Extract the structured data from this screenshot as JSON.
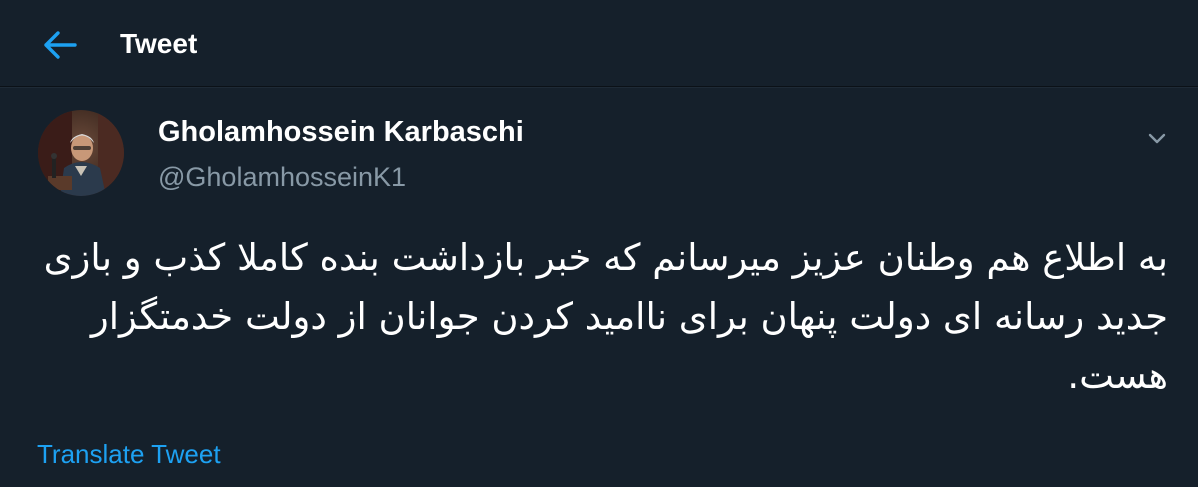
{
  "header": {
    "title": "Tweet",
    "back_icon": "arrow-left-icon",
    "accent_color": "#1da1f2"
  },
  "tweet": {
    "author": {
      "display_name": "Gholamhossein Karbaschi",
      "handle": "@GholamhosseinK1"
    },
    "menu_icon": "chevron-down-icon",
    "text": "به اطلاع هم وطنان عزیز میرسانم که خبر بازداشت بنده کاملا کذب و بازی جدید رسانه ای دولت پنهان برای ناامید کردن جوانان از دولت خدمتگزار هست.",
    "translate_label": "Translate Tweet"
  },
  "colors": {
    "background": "#15202b",
    "secondary_text": "#8899a6",
    "link": "#1da1f2"
  }
}
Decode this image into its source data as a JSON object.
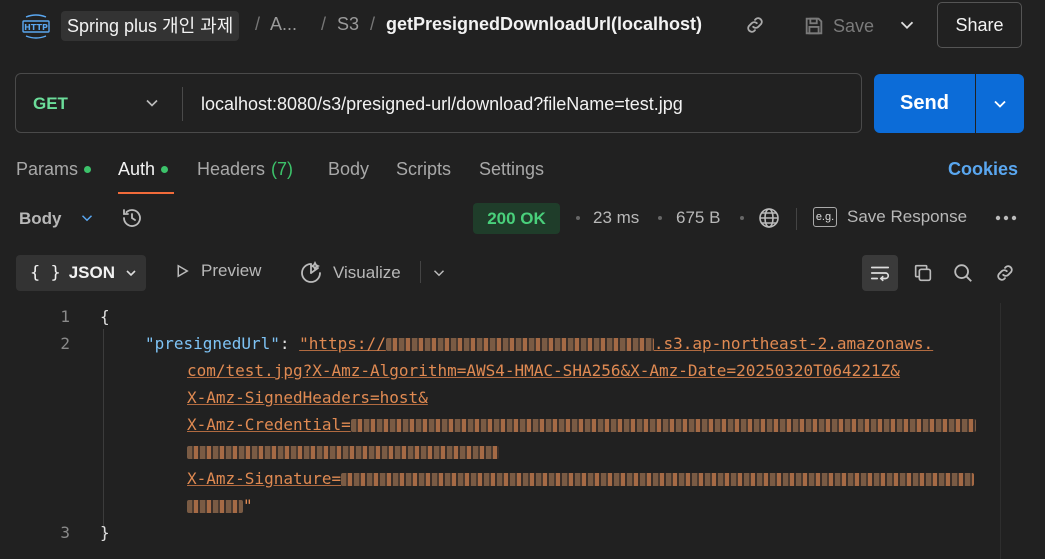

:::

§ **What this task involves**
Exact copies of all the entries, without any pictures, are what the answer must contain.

§ **The completed task**
Extract the structured data from this screenshot as JSON.
{
  "header": {
    "title": "Tweet",
    "back_icon": "arrow-left-icon",
    "accent_color": "#1da1f2"
  },
  "tweet": {
    "author": {
      "display_name": "Gholamhossein Karbaschi",
      "handle": "@GholamhosseinK1"
    },
    "menu_icon": "chevron-down-icon",
    "text": "به اطلاع هم وطنان عزیز میرسانم که خبر بازداشت بنده کاملا کذب و بازی جدید رسانه ای دولت پنهان برای ناامید کردن جوانان از دولت خدمتگزار هست.",
    "translate_label": "Translate Tweet"
  },
  "colors": {
    "background": "#15202b",
    "secondary_text": "#8899a6",
    "link": "#1da1f2"
  }
}
Decode this image into its source data as a JSON object.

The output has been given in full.